Start of Records

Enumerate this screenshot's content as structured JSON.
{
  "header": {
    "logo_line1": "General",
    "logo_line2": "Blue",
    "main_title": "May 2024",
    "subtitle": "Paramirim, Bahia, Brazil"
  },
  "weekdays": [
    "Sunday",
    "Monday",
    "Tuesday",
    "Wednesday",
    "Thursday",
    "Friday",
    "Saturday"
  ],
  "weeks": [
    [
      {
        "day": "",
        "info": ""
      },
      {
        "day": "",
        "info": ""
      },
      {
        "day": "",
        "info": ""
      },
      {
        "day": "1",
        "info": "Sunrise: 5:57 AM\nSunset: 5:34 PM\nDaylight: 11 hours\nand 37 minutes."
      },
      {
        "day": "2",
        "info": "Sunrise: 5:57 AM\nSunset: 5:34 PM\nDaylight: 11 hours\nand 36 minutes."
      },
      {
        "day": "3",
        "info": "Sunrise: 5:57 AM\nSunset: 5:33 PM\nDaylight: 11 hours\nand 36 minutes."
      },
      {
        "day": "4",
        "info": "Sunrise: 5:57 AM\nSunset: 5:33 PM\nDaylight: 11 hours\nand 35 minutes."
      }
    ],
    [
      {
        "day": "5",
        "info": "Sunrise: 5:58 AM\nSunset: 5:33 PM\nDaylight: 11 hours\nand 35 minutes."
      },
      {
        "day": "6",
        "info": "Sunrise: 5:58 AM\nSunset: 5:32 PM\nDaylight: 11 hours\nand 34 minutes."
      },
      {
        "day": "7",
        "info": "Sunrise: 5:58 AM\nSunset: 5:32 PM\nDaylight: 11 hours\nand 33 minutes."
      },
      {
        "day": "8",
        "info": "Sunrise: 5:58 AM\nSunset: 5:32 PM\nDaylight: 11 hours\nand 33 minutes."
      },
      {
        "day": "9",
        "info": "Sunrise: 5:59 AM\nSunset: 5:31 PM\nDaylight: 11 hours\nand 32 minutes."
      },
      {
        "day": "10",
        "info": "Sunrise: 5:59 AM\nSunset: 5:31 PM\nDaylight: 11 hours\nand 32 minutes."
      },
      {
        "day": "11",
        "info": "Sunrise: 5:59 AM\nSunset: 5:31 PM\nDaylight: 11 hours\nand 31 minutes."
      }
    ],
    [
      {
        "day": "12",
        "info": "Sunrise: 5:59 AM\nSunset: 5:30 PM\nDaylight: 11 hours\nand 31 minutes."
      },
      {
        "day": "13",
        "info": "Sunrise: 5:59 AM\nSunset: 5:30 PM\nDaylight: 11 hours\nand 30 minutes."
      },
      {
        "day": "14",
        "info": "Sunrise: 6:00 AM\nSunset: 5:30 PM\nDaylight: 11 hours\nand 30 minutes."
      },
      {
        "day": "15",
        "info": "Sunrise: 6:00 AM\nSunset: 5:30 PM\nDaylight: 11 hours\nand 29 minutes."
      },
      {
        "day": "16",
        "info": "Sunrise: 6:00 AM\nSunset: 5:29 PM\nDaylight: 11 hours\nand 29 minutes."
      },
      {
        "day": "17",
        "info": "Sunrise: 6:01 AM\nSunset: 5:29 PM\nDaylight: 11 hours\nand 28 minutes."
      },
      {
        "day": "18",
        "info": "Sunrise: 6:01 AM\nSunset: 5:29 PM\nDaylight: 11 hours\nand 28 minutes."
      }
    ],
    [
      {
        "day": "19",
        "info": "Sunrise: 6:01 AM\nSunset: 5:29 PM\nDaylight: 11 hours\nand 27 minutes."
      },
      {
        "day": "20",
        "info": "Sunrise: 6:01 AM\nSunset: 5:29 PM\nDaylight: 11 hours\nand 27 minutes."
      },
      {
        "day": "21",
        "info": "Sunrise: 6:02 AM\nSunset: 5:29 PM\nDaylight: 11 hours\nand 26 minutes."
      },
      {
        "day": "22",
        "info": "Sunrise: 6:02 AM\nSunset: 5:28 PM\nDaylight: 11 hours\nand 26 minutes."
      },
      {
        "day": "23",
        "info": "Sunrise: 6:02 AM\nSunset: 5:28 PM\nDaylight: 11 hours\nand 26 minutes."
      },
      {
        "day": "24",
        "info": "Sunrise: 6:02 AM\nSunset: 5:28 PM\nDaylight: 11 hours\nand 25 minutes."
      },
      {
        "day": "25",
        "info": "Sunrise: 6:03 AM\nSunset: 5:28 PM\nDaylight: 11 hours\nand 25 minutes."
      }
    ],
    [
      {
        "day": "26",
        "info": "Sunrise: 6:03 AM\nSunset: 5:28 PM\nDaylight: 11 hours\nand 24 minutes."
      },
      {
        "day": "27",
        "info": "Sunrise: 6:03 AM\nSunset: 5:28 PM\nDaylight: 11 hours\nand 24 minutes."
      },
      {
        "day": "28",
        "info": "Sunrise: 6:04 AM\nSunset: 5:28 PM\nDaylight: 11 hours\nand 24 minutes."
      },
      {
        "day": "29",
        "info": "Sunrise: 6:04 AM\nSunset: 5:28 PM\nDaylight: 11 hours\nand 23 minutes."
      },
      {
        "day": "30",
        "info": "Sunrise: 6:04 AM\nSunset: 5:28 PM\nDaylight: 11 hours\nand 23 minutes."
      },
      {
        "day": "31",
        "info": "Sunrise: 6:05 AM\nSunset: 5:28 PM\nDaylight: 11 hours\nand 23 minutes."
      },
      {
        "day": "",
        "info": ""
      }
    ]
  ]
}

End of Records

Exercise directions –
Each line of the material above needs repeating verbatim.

Written response –
Enumerate this screenshot's content as structured JSON.
{
  "header": {
    "logo_line1": "General",
    "logo_line2": "Blue",
    "main_title": "May 2024",
    "subtitle": "Paramirim, Bahia, Brazil"
  },
  "weekdays": [
    "Sunday",
    "Monday",
    "Tuesday",
    "Wednesday",
    "Thursday",
    "Friday",
    "Saturday"
  ],
  "weeks": [
    [
      {
        "day": "",
        "info": ""
      },
      {
        "day": "",
        "info": ""
      },
      {
        "day": "",
        "info": ""
      },
      {
        "day": "1",
        "info": "Sunrise: 5:57 AM\nSunset: 5:34 PM\nDaylight: 11 hours\nand 37 minutes."
      },
      {
        "day": "2",
        "info": "Sunrise: 5:57 AM\nSunset: 5:34 PM\nDaylight: 11 hours\nand 36 minutes."
      },
      {
        "day": "3",
        "info": "Sunrise: 5:57 AM\nSunset: 5:33 PM\nDaylight: 11 hours\nand 36 minutes."
      },
      {
        "day": "4",
        "info": "Sunrise: 5:57 AM\nSunset: 5:33 PM\nDaylight: 11 hours\nand 35 minutes."
      }
    ],
    [
      {
        "day": "5",
        "info": "Sunrise: 5:58 AM\nSunset: 5:33 PM\nDaylight: 11 hours\nand 35 minutes."
      },
      {
        "day": "6",
        "info": "Sunrise: 5:58 AM\nSunset: 5:32 PM\nDaylight: 11 hours\nand 34 minutes."
      },
      {
        "day": "7",
        "info": "Sunrise: 5:58 AM\nSunset: 5:32 PM\nDaylight: 11 hours\nand 33 minutes."
      },
      {
        "day": "8",
        "info": "Sunrise: 5:58 AM\nSunset: 5:32 PM\nDaylight: 11 hours\nand 33 minutes."
      },
      {
        "day": "9",
        "info": "Sunrise: 5:59 AM\nSunset: 5:31 PM\nDaylight: 11 hours\nand 32 minutes."
      },
      {
        "day": "10",
        "info": "Sunrise: 5:59 AM\nSunset: 5:31 PM\nDaylight: 11 hours\nand 32 minutes."
      },
      {
        "day": "11",
        "info": "Sunrise: 5:59 AM\nSunset: 5:31 PM\nDaylight: 11 hours\nand 31 minutes."
      }
    ],
    [
      {
        "day": "12",
        "info": "Sunrise: 5:59 AM\nSunset: 5:30 PM\nDaylight: 11 hours\nand 31 minutes."
      },
      {
        "day": "13",
        "info": "Sunrise: 5:59 AM\nSunset: 5:30 PM\nDaylight: 11 hours\nand 30 minutes."
      },
      {
        "day": "14",
        "info": "Sunrise: 6:00 AM\nSunset: 5:30 PM\nDaylight: 11 hours\nand 30 minutes."
      },
      {
        "day": "15",
        "info": "Sunrise: 6:00 AM\nSunset: 5:30 PM\nDaylight: 11 hours\nand 29 minutes."
      },
      {
        "day": "16",
        "info": "Sunrise: 6:00 AM\nSunset: 5:29 PM\nDaylight: 11 hours\nand 29 minutes."
      },
      {
        "day": "17",
        "info": "Sunrise: 6:01 AM\nSunset: 5:29 PM\nDaylight: 11 hours\nand 28 minutes."
      },
      {
        "day": "18",
        "info": "Sunrise: 6:01 AM\nSunset: 5:29 PM\nDaylight: 11 hours\nand 28 minutes."
      }
    ],
    [
      {
        "day": "19",
        "info": "Sunrise: 6:01 AM\nSunset: 5:29 PM\nDaylight: 11 hours\nand 27 minutes."
      },
      {
        "day": "20",
        "info": "Sunrise: 6:01 AM\nSunset: 5:29 PM\nDaylight: 11 hours\nand 27 minutes."
      },
      {
        "day": "21",
        "info": "Sunrise: 6:02 AM\nSunset: 5:29 PM\nDaylight: 11 hours\nand 26 minutes."
      },
      {
        "day": "22",
        "info": "Sunrise: 6:02 AM\nSunset: 5:28 PM\nDaylight: 11 hours\nand 26 minutes."
      },
      {
        "day": "23",
        "info": "Sunrise: 6:02 AM\nSunset: 5:28 PM\nDaylight: 11 hours\nand 26 minutes."
      },
      {
        "day": "24",
        "info": "Sunrise: 6:02 AM\nSunset: 5:28 PM\nDaylight: 11 hours\nand 25 minutes."
      },
      {
        "day": "25",
        "info": "Sunrise: 6:03 AM\nSunset: 5:28 PM\nDaylight: 11 hours\nand 25 minutes."
      }
    ],
    [
      {
        "day": "26",
        "info": "Sunrise: 6:03 AM\nSunset: 5:28 PM\nDaylight: 11 hours\nand 24 minutes."
      },
      {
        "day": "27",
        "info": "Sunrise: 6:03 AM\nSunset: 5:28 PM\nDaylight: 11 hours\nand 24 minutes."
      },
      {
        "day": "28",
        "info": "Sunrise: 6:04 AM\nSunset: 5:28 PM\nDaylight: 11 hours\nand 24 minutes."
      },
      {
        "day": "29",
        "info": "Sunrise: 6:04 AM\nSunset: 5:28 PM\nDaylight: 11 hours\nand 23 minutes."
      },
      {
        "day": "30",
        "info": "Sunrise: 6:04 AM\nSunset: 5:28 PM\nDaylight: 11 hours\nand 23 minutes."
      },
      {
        "day": "31",
        "info": "Sunrise: 6:05 AM\nSunset: 5:28 PM\nDaylight: 11 hours\nand 23 minutes."
      },
      {
        "day": "",
        "info": ""
      }
    ]
  ]
}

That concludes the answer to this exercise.